[Instructions for the task]
The job is to find each line of the records below that includes the word "File" and copy it.

(Dataset rows for apps and sites)
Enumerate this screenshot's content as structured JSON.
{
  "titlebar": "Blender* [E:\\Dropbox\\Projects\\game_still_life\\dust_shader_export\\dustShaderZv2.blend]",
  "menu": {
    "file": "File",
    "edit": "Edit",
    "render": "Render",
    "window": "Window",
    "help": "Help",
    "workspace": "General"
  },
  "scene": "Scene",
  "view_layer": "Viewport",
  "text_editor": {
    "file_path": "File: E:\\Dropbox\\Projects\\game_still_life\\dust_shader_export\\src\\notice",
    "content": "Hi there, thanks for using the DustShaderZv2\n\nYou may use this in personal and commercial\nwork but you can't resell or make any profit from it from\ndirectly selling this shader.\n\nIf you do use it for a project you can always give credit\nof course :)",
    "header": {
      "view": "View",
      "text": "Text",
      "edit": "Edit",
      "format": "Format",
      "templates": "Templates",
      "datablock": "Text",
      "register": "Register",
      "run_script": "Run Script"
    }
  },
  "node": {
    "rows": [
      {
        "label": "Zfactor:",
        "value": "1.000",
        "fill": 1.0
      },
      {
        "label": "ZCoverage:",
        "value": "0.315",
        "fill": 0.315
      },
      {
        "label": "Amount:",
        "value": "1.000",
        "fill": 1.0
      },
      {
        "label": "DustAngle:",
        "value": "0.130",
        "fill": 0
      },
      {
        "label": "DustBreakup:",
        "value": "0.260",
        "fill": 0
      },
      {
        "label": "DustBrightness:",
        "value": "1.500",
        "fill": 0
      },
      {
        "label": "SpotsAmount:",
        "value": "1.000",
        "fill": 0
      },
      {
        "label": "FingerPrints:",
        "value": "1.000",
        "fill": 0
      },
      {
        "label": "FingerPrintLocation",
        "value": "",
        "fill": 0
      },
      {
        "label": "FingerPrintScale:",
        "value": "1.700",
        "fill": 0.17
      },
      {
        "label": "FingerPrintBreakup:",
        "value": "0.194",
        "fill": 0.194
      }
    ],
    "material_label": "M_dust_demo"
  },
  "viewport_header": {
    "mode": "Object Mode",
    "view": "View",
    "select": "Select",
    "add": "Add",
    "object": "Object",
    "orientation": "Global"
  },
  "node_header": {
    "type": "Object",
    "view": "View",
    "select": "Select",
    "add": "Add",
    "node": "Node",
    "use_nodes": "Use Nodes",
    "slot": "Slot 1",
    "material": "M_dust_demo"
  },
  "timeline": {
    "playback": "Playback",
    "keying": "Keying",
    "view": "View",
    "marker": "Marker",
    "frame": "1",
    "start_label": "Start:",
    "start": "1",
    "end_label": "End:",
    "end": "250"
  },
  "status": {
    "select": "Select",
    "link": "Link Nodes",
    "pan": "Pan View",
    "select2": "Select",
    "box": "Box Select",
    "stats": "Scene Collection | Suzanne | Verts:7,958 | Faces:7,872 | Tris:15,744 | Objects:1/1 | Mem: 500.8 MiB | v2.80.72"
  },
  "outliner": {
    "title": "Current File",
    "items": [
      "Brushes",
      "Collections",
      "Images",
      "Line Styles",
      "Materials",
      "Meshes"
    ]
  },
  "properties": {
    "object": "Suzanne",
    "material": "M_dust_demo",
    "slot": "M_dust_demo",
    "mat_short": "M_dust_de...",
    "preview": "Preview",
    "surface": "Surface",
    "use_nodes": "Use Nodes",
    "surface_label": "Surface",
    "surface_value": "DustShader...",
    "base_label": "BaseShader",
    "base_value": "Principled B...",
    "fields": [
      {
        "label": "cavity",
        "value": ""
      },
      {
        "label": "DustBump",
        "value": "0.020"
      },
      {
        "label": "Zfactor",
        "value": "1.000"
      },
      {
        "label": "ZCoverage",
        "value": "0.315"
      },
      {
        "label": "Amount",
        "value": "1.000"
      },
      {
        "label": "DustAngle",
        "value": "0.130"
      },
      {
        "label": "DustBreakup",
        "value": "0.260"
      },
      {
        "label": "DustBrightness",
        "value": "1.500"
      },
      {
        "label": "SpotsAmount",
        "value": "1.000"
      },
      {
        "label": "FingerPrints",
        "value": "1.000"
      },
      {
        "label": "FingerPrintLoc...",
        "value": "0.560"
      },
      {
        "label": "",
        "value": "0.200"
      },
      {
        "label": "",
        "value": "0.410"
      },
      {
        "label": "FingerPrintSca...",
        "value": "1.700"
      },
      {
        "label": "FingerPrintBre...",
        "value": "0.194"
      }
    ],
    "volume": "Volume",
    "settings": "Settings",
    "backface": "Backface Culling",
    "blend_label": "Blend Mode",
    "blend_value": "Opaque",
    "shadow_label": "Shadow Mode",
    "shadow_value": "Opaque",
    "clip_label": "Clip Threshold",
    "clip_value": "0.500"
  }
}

[Completed exercise]
    "file": "File",
    "file_path": "File: E:\\Dropbox\\Projects\\game_still_life\\dust_shader_export\\src\\notice",
    "title": "Current File",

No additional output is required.